NOAA scientists are on a 40-day survey in the Gulf of Alaska to learn more about salmon on the high seas. They’ll be studying all five species of Pacific salmon—Chinook, coho, sockeye, chum, and pink—to learn about what happens during the period they spend in the ocean. It’s the least-understood phase of their life cycle, and one that is becoming more important as ocean conditions are changing. These changes make it difficult for managers planning sustainable fisheries for future generations.
Laurie Wietkamp is one of two lead scientists on the survey. In this video, she discusses the survey and what they hope to find and how it will benefit managers, fishers, and coastal communities.
Salmon spend the first phase of their lives in freshwater before moving to the ocean, then return to freshwater to spawn. The number of fish returning to spawn has become less predictable—and fewer have been returning overall—due to climate change.

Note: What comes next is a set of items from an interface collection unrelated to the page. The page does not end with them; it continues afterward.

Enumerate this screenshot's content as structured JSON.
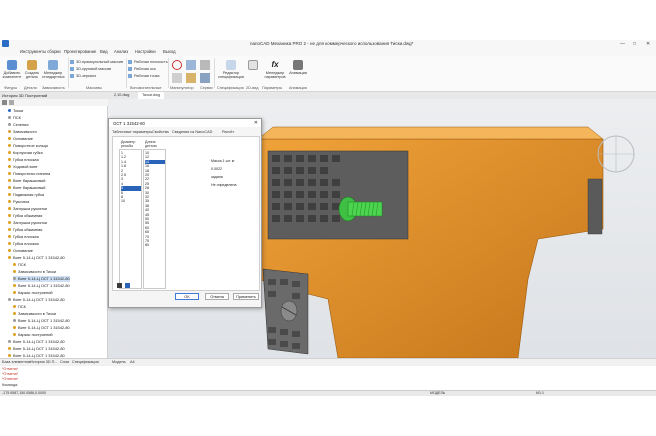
{
  "window": {
    "title": "nanoCAD Механика PRO 2 - не для коммерческого использования Тиски.dwg*",
    "controls": [
      "—",
      "□",
      "✕"
    ]
  },
  "menu": [
    "Инструменты сборки",
    "Проектирование",
    "Вид",
    "Анализ",
    "Настройки",
    "Выход"
  ],
  "ribbon": {
    "buttons": [
      {
        "label": "Добавить компонент",
        "icon": "add-component-icon"
      },
      {
        "label": "Создать деталь",
        "icon": "create-part-icon"
      },
      {
        "label": "Менеджер стандартных",
        "icon": "standard-manager-icon"
      }
    ],
    "small_items": [
      "3D-прямоугольный массив",
      "3D-круговой массив",
      "3D-зеркало",
      "Рабочая плоскость",
      "Рабочая ось",
      "Рабочая точка"
    ],
    "right_buttons": [
      {
        "label": "Редактор спецификации",
        "icon": "spec-editor-icon"
      },
      {
        "label": "Менеджер параметров",
        "icon": "fx-icon",
        "glyph": "fx"
      },
      {
        "label": "Анимация",
        "icon": "animation-icon"
      }
    ],
    "groups": [
      "Фигуры",
      "Детали",
      "Зависимость",
      "Массивы",
      "Вспомогательные",
      "Манипулятор",
      "Сервис",
      "Спецификация",
      "2D-вид",
      "Параметры",
      "Анимация"
    ]
  },
  "leftpanel": {
    "header": "История 3D Построений",
    "tree": [
      "Тиски",
      "ПСК",
      "Сечения",
      "Зависимости",
      "Основание",
      "Поворотное кольцо",
      "Корпусная губка",
      "Губка плоская",
      "Ходовой винт",
      "Поворотная станина",
      "Винт барашковый",
      "Винт барашковый",
      "Подвижная губка",
      "Рукоятка",
      "Заглушка рукоятки",
      "Губка обжимная",
      "Заглушка рукоятки",
      "Губка обжимная",
      "Губка плоская",
      "Губка плоская",
      "Основание",
      "Винт 5-14-Ц ОСТ 1 31542-80",
      "ПСК",
      "Зависимости в Тиски",
      "Винт 5-14-Ц ОСТ 1 31542-80",
      "Винт 5-14-Ц ОСТ 1 31542-80",
      "Каркас построений",
      "Винт 5-14-Ц ОСТ 1 31542-80",
      "ПСК",
      "Зависимости в Тиски",
      "Винт 5-14-Ц ОСТ 1 31542-80",
      "Винт 5-14-Ц ОСТ 1 31542-80",
      "Каркас построений",
      "Винт 5-14-Ц ОСТ 1 31542-80",
      "Винт 5-14-Ц ОСТ 1 31542-80",
      "Винт 5-14-Ц ОСТ 1 31542-80"
    ]
  },
  "doc_tabs": [
    "2,10.dwg",
    "Тиски.dwg"
  ],
  "dialog": {
    "title": "ОСТ 1 31542-80",
    "close": "✕",
    "tabs": [
      "Табличные параметры",
      "Свойства",
      "Сведения из NanoCAD",
      "Расчёт"
    ],
    "col1_header": "Диаметр резьбы",
    "col2_header": "Длина детали",
    "col1_values": [
      "1",
      "1.2",
      "1.4",
      "1.6",
      "2",
      "2.5",
      "3",
      "4",
      "5",
      "6",
      "8",
      "10"
    ],
    "col1_selected": "5",
    "col2_values": [
      "10",
      "12",
      "14",
      "16",
      "18",
      "20",
      "22",
      "25",
      "28",
      "30",
      "32",
      "35",
      "38",
      "40",
      "45",
      "50",
      "55",
      "60",
      "65",
      "70",
      "75",
      "80"
    ],
    "col2_selected": "14",
    "fields": [
      "Масса 1 шт. кг",
      "0.0022",
      "задана",
      "Не определена"
    ],
    "buttons": [
      "OK",
      "Отмена",
      "Применить"
    ]
  },
  "bottom_tabs": [
    "База элементов",
    "История 3D П...",
    "Слои",
    "Спецификация"
  ],
  "view_tabs": [
    "Модель",
    "A4"
  ],
  "command_lines": [
    "Команда:",
    "*Отмена*",
    "*Отмена*",
    "*Отмена*"
  ],
  "status": {
    "coords": "-175.9587,150.0586,0.0000",
    "mode": "МОДЕЛЬ",
    "scale": "M1:1"
  },
  "colors": {
    "part": "#e8951e",
    "part_dark": "#b86a10",
    "steel": "#6d6d6d",
    "highlight": "#4cd44f",
    "selection": "#2a64b8"
  }
}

This is important because many salmon populations in the Pacific Northwest are threatened or endangered, and we’re trying to recover them. Changes to salmon populations also affect the livelihoods of the many people involved in the fishing industry. They also affect tribes in the United States and First Nations in Canada that rely on subsistence fishing; some have been fishing salmon for thousands of years.